By Jonathan Blumhofer
The Criers’ program pairs three composers one doesn’t always find together. As is likewise the norm with this group and their selections, everything somehow connects — and on multiple levels.
Not many unqualified good things have yet emerged out of the Covid pandemic. However, one small positive of these last months, at least as far as the performing arts are concerned, is the growing option of live- and on-demand streaming concert content. While necessarily unable to replicate the experience of in-person performance, one can, at the very least, sometimes catch up on some otherwise missed opportunities.
Such was my experience with the chamber orchestra A Far Cry’s Emergence program, which was originally presented live on November 5 at New England Conservatory’s Jordan Hall. It’s now available to stream on the ensemble’s website through December 19.
The Criers’ program in it is typically eclectic, pairing three composers one doesn’t always find together: Lei Liang, Benjamin Britten, and Leoš Janáček. As is likewise the norm with this group and their selections, everything somehow connects — and on multiple levels.
Liang’s Verge is the concert’s breathtaking opener. Written around the time of the birth of the composer’s son, Albert, in 2009, the piece is at once a tribute to the newborn — there’s a heartbeat motive as well as a melodic line based on a musical transcription of his name — as well as a fascinating study in contemporary string techniques.
To be sure, there’s nothing easy or, on the surface, sweet about the demands Liang makes on his forces here. Rhythmic schemes are complex, harmonies dense. He explores a huge range of sonorities, from fragile, glassy textures to pungent cluster chords.
Yet there’s a wonderfully strong sense of shape and direction to the larger piece. Its structure boasts a Mozartian clarity. What’s more, many of the gestures Liang draws on beguile. The most conspicuous of these is a shimmering glissando figure that seems to evoke shooting stars.
The Criers’ performance, bracingly fresh and tightly focused, captures all of this, as well as the touching lyricism of Verge’s recurring keening theme.

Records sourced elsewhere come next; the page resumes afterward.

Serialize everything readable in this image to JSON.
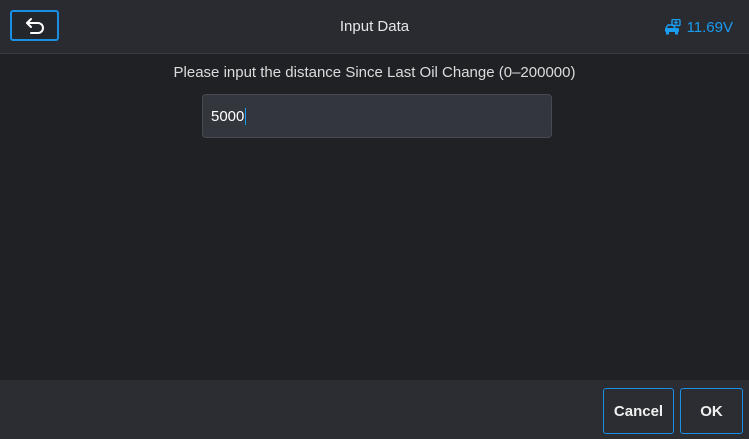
{
  "header": {
    "title": "Input Data",
    "voltage": "11.69V",
    "back_icon": "back-arrow-icon",
    "vehicle_battery_icon": "car-battery-icon"
  },
  "main": {
    "prompt": "Please input the distance Since Last Oil Change (0–200000)",
    "input_value": "5000"
  },
  "footer": {
    "cancel_label": "Cancel",
    "ok_label": "OK"
  },
  "colors": {
    "accent": "#1a9cf0",
    "background": "#1f2125",
    "header_bg": "#292b30",
    "input_bg": "#33363c"
  }
}
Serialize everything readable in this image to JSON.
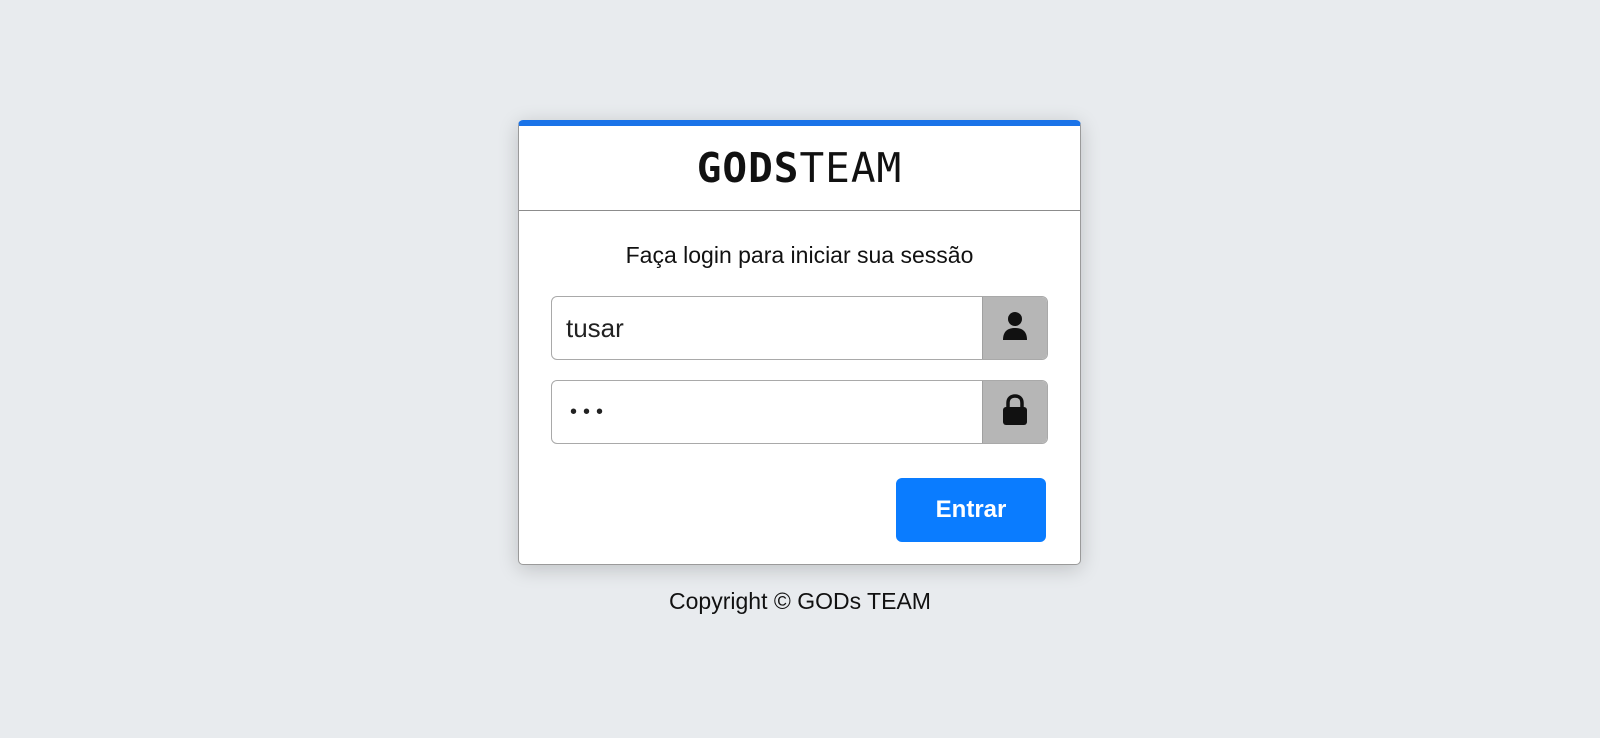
{
  "brand": {
    "strong": "GODS",
    "light": "TEAM"
  },
  "login": {
    "subtitle": "Faça login para iniciar sua sessão",
    "username_value": "tusar",
    "password_mask": "•••",
    "submit_label": "Entrar",
    "icons": {
      "username": "user-icon",
      "password": "lock-icon"
    }
  },
  "footer": {
    "copyright": "Copyright © GODs TEAM"
  },
  "colors": {
    "accent": "#1a73e8",
    "button": "#0a7cff",
    "background": "#e8ebee",
    "addon": "#b6b6b6"
  }
}
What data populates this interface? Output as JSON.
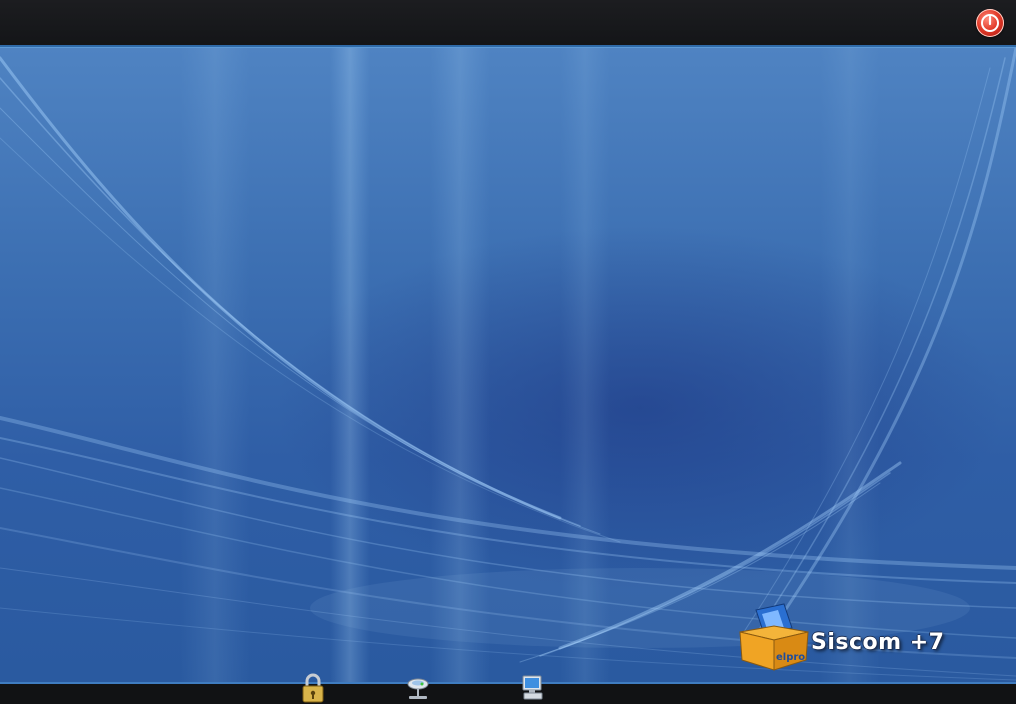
{
  "top_bar": {
    "power_button_icon": "power-icon",
    "accent_color": "#e23b2a"
  },
  "desktop": {
    "wallpaper": "blue-wave-wallpaper",
    "base_color": "#3c6fb2"
  },
  "logo": {
    "brand_text": "Siscom +7",
    "box_label": "elpro"
  },
  "taskbar": {
    "icons": [
      {
        "icon": "lock-icon"
      },
      {
        "icon": "network-icon"
      },
      {
        "icon": "computer-icon"
      }
    ]
  }
}
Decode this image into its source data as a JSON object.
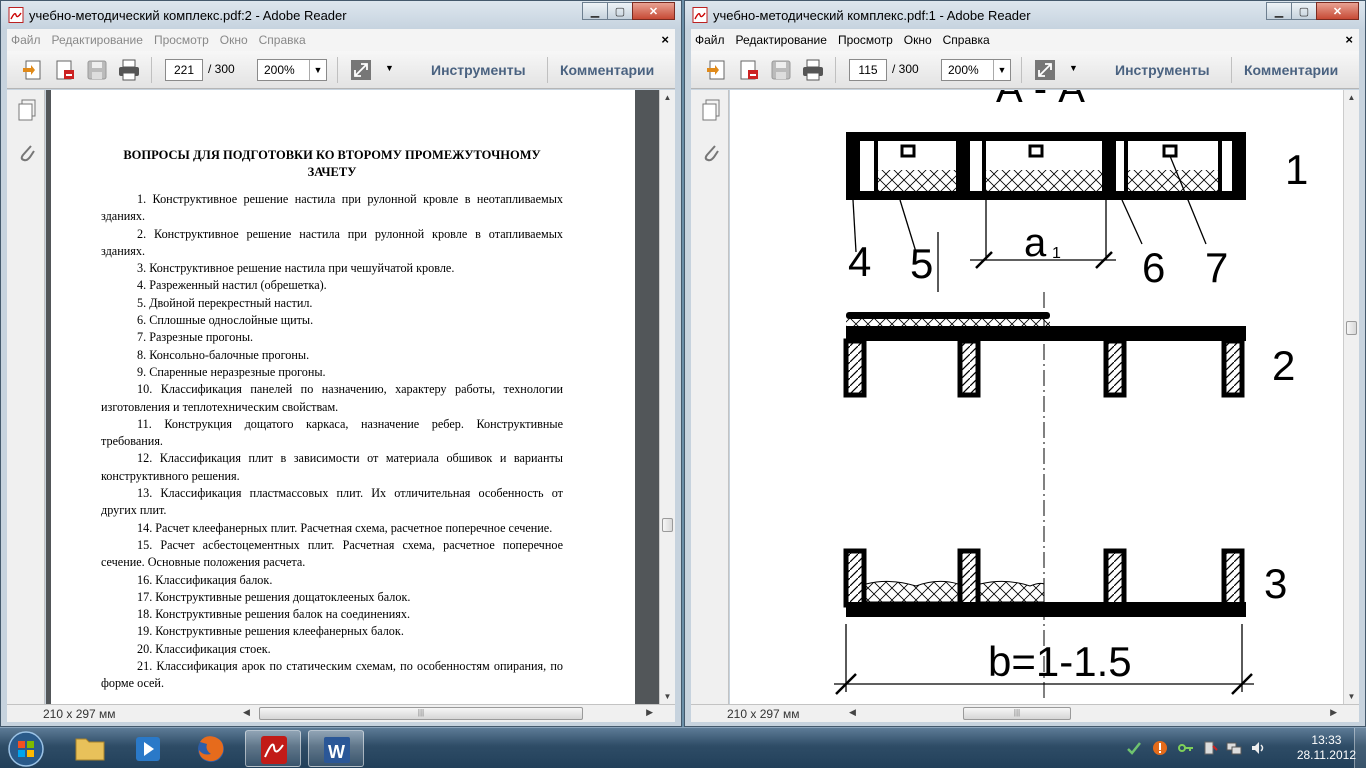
{
  "left_window": {
    "title": "учебно-методический комплекс.pdf:2 - Adobe Reader",
    "menu": [
      "Файл",
      "Редактирование",
      "Просмотр",
      "Окно",
      "Справка"
    ],
    "page_current": "221",
    "page_total": "/ 300",
    "zoom": "200%",
    "tools_label": "Инструменты",
    "comments_label": "Комментарии",
    "page_size": "210 x 297 мм",
    "doc": {
      "heading": "ВОПРОСЫ ДЛЯ ПОДГОТОВКИ КО ВТОРОМУ ПРОМЕЖУТОЧНОМУ ЗАЧЕТУ",
      "items": [
        "1. Конструктивное решение настила при рулонной кровле в неотапливаемых зданиях.",
        "2. Конструктивное решение настила при рулонной кровле в отапливаемых зданиях.",
        "3. Конструктивное решение настила при чешуйчатой кровле.",
        "4. Разреженный настил (обрешетка).",
        "5. Двойной перекрестный настил.",
        "6. Сплошные однослойные щиты.",
        "7. Разрезные прогоны.",
        "8. Консольно-балочные прогоны.",
        "9. Спаренные неразрезные прогоны.",
        "10. Классификация панелей по назначению, характеру работы, технологии изготовления и теплотехническим свойствам.",
        "11. Конструкция дощатого каркаса, назначение ребер. Конструктивные требования.",
        "12. Классификация плит в зависимости от материала обшивок и варианты конструктивного решения.",
        "13. Классификация пластмассовых плит. Их отличительная особенность от других плит.",
        "14. Расчет клеефанерных плит. Расчетная схема, расчетное поперечное сечение.",
        "15. Расчет асбестоцементных плит. Расчетная схема, расчетное поперечное сечение. Основные положения расчета.",
        "16. Классификация балок.",
        "17. Конструктивные решения дощатоклееных балок.",
        "18. Конструктивные решения балок на соединениях.",
        "19. Конструктивные решения клеефанерных балок.",
        "20. Классификация стоек.",
        "21. Классификация арок по статическим схемам, по особенностям опирания, по форме осей."
      ]
    }
  },
  "right_window": {
    "title": "учебно-методический комплекс.pdf:1 - Adobe Reader",
    "menu": [
      "Файл",
      "Редактирование",
      "Просмотр",
      "Окно",
      "Справка"
    ],
    "page_current": "115",
    "page_total": "/ 300",
    "zoom": "200%",
    "tools_label": "Инструменты",
    "comments_label": "Комментарии",
    "page_size": "210 x 297 мм",
    "drawing": {
      "section_label": "А - А",
      "callouts": [
        "1",
        "2",
        "3",
        "4",
        "5",
        "6",
        "7"
      ],
      "dim_a": "a",
      "dim_a_sub": "1",
      "dim_b": "b=1-1.5"
    }
  },
  "taskbar": {
    "time": "13:33",
    "date": "28.11.2012",
    "apps": [
      "windows-explorer",
      "media-player",
      "firefox",
      "adobe-reader",
      "microsoft-word"
    ]
  }
}
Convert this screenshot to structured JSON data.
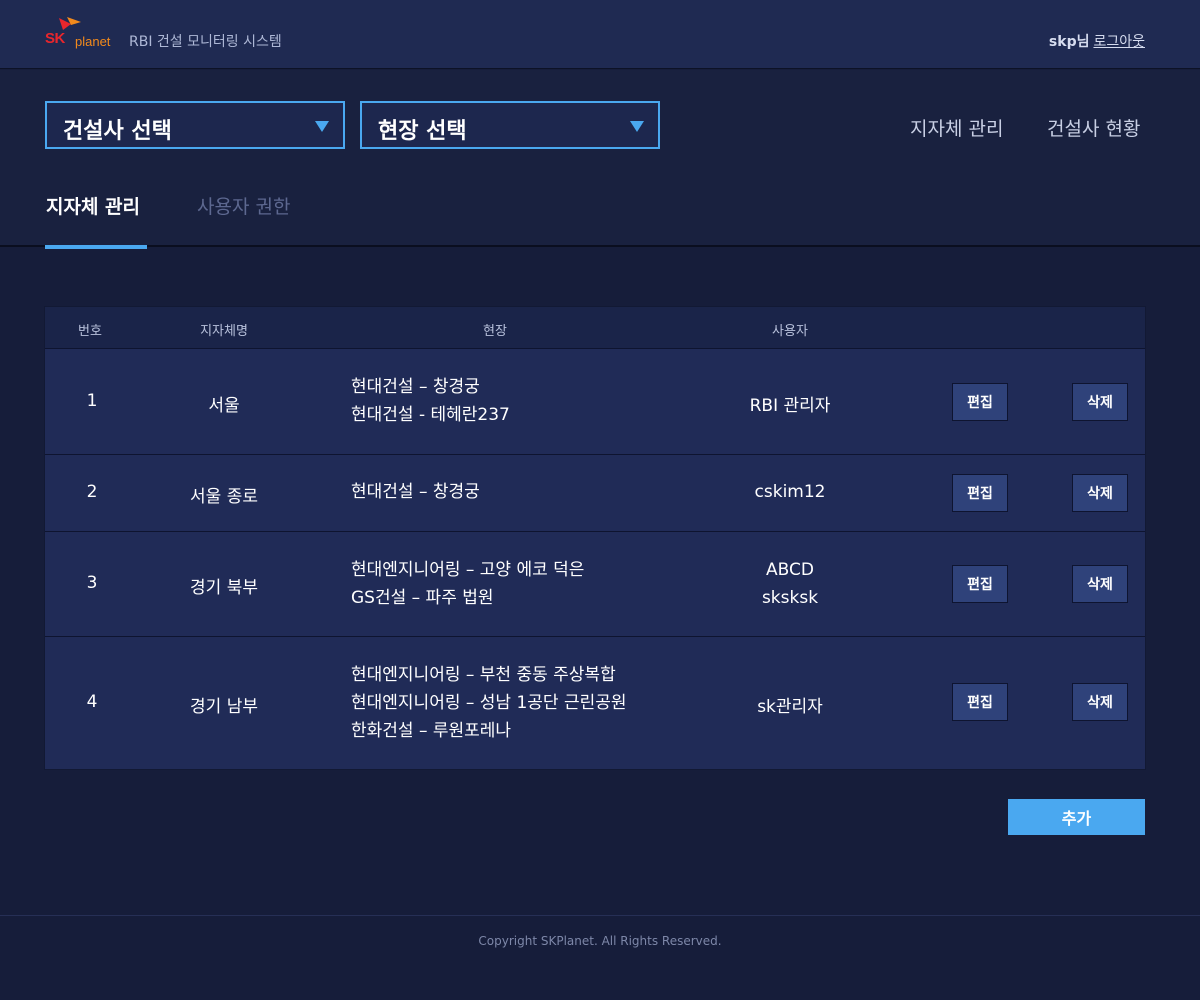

They do more of the same in Zenas Hsu’s arrangement of Britten’s 1942 String Quartet no. 1. Though Britten’s score hails from a more familiar place, formally and harmonically, it shares more than a few commonalities with Verge. There is, for instance, a similar attention on musical space as well as contrasts of tone. This is perhaps most evident in the big first movement, with its floating, airy refrain that alternates with a vigorous, punching Allegro.
The Criers play it all with purpose. That opening movement — well directed, smartly balanced, texturally lucid — fits the larger ensemble impressively well. So do the slashing, dancing second and the gorgeous third, with its beautiful melodic lines and serene coda.
In the short finale, Hsu makes clever use of the big group, passing its dialoguing figure around the orchestra with unpredictable panache.
No such reorganization was necessary for Janáček’s 1877 Suite for Strings. Its six short movements evoke, to varying degrees, Grieg and Dvorak — but they regularly go their own, gloriously unpredictable way, too.
Here, the Criers boldly draw out the first movement’s divergences of snapping and lyrical characters. The second, pure-toned and iridescent, benefits from the group’s flexible phrasings.
Meanwhile, the bumptious third movement comes across with genial charm; the outer sections of the fourth drive as stormily as its central Andante glows.
In the fifth, hushed ensemble intensity frames some fervent cello solos while the finale’s tempestuous melodic lines surge.
In addition to the performance, the on-demand stream includes spoken introductions from Liang and Hsu discussing and (in the latter case) demonstrating their efforts. Sound quality is largely excellent and natural (a few relatively quiet episodes of microphone static notwithstanding), as is the videography.
A Far Cry’s Emergence is available to stream now through December 19. The group’s next performance, Flames to Ashes, features music by Yan Lancaster, Kevin Puts, and Jungyoon Wie, at 4 p.m. on December 18 at St. John’s Episcopal Church in Jamaica Plain.
Jonathan Blumhofer is a composer and violist who has been active in the greater Boston area since 2004. His music has received numerous awards and been performed by various ensembles, including the American Composers Orchestra, Kiev Philharmonic, Camerata Chicago, Xanthos Ensemble, and Juventas New Music Group. Since receiving his doctorate from Boston University in 2010, Jon has taught at Clark University, Worcester Polytechnic Institute, and online for the University of Phoenix, in addition to writing music criticism for the Worcester Telegram & Gazette.